• ABOUT THIS TASK: Show every line below where "JSON" appears.

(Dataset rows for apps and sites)
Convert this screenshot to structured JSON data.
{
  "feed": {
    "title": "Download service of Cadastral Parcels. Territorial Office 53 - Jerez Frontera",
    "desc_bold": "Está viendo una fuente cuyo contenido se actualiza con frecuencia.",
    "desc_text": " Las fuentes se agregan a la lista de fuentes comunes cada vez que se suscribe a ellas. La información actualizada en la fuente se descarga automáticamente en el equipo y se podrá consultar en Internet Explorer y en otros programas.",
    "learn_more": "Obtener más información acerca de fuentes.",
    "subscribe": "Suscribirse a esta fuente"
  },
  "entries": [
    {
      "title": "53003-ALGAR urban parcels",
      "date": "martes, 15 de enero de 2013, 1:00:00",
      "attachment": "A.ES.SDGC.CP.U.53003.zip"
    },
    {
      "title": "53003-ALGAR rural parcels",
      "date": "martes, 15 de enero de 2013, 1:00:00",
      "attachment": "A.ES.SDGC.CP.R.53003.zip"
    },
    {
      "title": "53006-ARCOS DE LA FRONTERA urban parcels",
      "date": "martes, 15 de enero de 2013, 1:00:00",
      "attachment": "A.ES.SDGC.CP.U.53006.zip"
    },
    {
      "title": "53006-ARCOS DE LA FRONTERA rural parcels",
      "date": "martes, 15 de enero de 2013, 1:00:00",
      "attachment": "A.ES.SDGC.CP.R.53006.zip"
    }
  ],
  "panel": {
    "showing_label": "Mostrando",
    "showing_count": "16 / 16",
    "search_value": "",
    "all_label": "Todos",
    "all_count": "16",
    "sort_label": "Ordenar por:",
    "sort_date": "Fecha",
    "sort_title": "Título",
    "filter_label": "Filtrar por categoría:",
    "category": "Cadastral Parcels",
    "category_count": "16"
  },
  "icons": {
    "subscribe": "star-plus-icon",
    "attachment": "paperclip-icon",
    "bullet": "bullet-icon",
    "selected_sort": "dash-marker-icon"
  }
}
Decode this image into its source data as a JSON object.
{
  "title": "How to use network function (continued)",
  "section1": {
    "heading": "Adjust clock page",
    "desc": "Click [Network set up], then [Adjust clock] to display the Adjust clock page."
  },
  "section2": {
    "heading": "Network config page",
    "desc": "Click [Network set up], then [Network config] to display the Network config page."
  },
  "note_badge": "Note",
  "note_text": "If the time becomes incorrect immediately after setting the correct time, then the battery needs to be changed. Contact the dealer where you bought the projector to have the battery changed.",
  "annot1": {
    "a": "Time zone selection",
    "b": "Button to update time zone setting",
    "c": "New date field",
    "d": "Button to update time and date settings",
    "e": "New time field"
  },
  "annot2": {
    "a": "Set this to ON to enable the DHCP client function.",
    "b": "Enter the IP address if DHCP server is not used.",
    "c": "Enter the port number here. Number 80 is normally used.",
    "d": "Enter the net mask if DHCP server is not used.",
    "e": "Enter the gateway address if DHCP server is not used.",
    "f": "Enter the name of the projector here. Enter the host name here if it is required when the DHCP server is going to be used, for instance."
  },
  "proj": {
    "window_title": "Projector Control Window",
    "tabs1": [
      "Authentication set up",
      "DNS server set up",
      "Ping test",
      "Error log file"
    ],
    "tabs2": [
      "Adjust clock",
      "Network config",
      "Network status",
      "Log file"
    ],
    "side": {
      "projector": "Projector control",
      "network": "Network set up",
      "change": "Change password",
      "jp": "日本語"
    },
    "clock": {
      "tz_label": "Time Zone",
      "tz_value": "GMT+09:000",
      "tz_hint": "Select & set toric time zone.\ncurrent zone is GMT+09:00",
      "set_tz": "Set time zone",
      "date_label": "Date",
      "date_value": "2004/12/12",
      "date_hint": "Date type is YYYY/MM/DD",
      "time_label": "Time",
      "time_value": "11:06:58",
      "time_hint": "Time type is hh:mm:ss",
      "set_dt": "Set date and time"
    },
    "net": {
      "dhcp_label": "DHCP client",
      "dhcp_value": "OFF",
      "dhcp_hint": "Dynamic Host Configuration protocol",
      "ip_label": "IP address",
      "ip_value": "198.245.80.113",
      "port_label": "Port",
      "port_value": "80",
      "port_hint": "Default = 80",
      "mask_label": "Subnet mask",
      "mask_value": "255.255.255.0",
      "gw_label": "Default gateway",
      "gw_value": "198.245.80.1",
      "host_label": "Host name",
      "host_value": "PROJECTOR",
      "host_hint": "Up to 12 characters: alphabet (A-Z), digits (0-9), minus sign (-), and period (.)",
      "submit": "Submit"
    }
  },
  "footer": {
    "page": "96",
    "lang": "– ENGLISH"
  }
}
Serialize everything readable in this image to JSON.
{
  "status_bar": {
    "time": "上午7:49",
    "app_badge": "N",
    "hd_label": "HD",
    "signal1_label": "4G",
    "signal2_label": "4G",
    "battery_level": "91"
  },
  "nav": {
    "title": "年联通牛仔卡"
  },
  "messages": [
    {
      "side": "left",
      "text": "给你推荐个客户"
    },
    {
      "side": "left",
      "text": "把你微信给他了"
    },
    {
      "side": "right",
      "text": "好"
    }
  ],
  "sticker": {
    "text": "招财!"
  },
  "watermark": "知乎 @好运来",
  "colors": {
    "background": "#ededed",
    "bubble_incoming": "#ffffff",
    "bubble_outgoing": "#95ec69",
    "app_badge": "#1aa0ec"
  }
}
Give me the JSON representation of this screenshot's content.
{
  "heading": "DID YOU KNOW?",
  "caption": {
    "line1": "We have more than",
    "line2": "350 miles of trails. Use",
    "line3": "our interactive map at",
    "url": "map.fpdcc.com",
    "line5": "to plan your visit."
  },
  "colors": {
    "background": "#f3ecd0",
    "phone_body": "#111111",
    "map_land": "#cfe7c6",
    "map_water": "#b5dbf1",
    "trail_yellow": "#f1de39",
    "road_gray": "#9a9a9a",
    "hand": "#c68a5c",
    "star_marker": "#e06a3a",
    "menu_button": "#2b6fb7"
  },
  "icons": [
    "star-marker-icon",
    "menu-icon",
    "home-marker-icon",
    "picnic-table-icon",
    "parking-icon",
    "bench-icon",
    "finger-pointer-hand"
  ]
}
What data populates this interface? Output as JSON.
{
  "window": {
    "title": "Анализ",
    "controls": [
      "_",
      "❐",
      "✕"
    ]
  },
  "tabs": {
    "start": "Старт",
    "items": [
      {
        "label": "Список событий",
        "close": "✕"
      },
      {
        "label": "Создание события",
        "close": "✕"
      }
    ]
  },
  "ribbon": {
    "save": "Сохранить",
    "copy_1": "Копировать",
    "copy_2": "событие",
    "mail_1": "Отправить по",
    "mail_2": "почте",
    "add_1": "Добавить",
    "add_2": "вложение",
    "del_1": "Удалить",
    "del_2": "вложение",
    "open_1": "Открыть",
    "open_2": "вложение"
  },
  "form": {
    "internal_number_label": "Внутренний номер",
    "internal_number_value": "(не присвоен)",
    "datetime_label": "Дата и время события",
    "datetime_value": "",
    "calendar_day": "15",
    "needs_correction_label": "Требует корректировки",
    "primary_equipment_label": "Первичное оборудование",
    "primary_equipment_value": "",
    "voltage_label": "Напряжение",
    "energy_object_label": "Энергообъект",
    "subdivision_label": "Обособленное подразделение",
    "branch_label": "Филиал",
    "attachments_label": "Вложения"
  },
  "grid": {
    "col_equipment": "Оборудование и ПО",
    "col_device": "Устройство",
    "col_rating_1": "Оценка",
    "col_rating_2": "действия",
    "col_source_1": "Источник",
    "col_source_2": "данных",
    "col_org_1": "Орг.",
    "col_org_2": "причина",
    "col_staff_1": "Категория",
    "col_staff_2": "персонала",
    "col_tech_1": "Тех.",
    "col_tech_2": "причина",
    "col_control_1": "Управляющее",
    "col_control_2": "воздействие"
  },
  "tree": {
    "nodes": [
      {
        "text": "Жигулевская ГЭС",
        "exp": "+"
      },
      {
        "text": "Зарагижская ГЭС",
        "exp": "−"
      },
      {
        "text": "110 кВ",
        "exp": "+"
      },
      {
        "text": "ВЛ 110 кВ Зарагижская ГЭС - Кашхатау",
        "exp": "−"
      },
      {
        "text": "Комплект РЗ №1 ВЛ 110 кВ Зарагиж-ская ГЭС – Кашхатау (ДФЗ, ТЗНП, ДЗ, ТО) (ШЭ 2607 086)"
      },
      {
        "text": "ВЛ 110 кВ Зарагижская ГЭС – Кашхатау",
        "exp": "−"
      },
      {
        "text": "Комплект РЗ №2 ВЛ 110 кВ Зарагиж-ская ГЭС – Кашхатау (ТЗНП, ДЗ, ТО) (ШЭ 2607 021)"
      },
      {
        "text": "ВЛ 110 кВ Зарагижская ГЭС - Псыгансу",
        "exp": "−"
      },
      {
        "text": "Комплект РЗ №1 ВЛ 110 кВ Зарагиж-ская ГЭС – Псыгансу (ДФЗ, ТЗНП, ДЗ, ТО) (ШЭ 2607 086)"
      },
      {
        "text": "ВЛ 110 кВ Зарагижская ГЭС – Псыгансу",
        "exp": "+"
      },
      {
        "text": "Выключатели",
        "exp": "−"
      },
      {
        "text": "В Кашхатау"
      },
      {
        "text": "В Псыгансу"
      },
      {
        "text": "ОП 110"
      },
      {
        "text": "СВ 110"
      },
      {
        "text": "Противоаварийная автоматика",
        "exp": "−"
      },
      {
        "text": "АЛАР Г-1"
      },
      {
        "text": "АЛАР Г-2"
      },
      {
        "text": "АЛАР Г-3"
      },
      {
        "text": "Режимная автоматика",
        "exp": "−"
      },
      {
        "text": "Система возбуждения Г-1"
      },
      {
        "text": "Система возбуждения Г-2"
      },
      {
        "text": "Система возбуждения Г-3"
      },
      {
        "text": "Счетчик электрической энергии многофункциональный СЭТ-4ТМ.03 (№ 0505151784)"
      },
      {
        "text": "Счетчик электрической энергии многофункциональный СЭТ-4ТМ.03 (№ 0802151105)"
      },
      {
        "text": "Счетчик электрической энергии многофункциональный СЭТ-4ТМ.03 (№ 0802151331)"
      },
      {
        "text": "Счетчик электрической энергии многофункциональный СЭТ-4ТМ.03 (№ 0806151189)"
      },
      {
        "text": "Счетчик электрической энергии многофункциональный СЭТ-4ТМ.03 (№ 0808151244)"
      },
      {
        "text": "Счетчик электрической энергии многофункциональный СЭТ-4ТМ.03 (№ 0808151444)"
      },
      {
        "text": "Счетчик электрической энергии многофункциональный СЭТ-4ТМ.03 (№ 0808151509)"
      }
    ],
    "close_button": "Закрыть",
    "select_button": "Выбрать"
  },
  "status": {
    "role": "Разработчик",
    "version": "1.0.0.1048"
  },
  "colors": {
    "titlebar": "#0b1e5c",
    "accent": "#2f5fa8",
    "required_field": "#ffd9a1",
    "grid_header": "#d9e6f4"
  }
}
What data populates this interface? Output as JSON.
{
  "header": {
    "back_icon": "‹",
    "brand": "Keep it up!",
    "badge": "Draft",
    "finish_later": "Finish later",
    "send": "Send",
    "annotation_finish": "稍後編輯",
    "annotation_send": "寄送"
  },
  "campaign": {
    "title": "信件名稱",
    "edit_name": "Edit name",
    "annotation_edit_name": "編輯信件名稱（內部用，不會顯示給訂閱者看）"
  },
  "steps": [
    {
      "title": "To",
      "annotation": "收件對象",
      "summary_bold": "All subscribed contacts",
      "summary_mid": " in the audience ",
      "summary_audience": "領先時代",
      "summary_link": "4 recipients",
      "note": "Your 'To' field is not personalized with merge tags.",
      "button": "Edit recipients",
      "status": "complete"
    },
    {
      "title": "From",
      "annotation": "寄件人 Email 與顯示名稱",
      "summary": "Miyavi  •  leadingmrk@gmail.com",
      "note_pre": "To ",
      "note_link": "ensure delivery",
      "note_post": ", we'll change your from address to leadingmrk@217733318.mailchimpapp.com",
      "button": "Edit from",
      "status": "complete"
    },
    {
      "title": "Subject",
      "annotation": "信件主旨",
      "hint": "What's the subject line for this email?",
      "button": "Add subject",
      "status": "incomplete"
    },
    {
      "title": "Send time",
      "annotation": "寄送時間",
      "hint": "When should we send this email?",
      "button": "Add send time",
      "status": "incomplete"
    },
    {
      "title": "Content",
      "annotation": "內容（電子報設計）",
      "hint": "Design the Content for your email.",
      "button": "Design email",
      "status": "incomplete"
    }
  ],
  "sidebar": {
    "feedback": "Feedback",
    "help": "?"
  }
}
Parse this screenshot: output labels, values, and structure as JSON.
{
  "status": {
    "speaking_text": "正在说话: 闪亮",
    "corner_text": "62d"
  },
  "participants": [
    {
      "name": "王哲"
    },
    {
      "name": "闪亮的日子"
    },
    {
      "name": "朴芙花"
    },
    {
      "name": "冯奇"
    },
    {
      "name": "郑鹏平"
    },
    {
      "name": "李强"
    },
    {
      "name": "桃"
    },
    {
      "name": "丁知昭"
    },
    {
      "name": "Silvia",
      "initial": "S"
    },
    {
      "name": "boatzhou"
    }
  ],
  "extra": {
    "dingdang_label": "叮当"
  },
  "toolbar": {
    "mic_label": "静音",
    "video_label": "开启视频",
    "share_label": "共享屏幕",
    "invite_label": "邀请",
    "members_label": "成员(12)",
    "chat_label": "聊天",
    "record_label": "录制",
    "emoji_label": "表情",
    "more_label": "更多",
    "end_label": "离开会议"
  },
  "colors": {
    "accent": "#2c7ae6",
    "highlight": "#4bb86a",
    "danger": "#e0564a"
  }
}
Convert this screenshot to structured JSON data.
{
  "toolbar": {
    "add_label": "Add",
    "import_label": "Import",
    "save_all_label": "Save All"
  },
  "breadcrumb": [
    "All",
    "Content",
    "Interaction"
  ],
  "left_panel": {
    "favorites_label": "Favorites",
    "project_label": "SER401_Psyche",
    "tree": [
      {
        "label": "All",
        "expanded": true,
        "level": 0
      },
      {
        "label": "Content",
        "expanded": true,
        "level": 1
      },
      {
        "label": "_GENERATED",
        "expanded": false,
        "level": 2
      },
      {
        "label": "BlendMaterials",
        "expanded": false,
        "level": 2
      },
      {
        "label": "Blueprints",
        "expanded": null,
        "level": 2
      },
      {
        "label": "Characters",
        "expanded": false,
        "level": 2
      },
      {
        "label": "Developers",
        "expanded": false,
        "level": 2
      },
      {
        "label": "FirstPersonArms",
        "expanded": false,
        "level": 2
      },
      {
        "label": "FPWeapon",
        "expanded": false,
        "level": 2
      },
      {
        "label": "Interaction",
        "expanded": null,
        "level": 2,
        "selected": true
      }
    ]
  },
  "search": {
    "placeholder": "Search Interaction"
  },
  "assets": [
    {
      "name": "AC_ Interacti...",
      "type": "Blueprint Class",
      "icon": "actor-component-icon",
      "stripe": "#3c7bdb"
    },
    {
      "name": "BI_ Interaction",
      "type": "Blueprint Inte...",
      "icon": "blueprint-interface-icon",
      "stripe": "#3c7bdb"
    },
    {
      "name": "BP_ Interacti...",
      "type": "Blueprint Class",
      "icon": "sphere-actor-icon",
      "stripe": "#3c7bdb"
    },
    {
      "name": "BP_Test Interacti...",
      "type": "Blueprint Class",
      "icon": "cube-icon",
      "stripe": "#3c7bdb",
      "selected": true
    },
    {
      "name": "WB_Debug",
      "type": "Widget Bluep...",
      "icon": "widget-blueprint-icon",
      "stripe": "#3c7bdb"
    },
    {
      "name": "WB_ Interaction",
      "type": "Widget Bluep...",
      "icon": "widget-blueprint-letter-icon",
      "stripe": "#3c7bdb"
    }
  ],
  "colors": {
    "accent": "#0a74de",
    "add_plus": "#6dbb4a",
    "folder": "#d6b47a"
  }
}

• WRITTEN SOLUTION:
Convert this screenshot to structured JSON data.
Decode this image into its source data as a JSON object.
Serialize everything readable in this image to JSON.
Give me the JSON representation of this screenshot's content.
What data populates this interface? Output as JSON.
What data populates this interface? Output as JSON.
Parse this screenshot: output labels, values, and structure as JSON.
Convert this screenshot to structured JSON data.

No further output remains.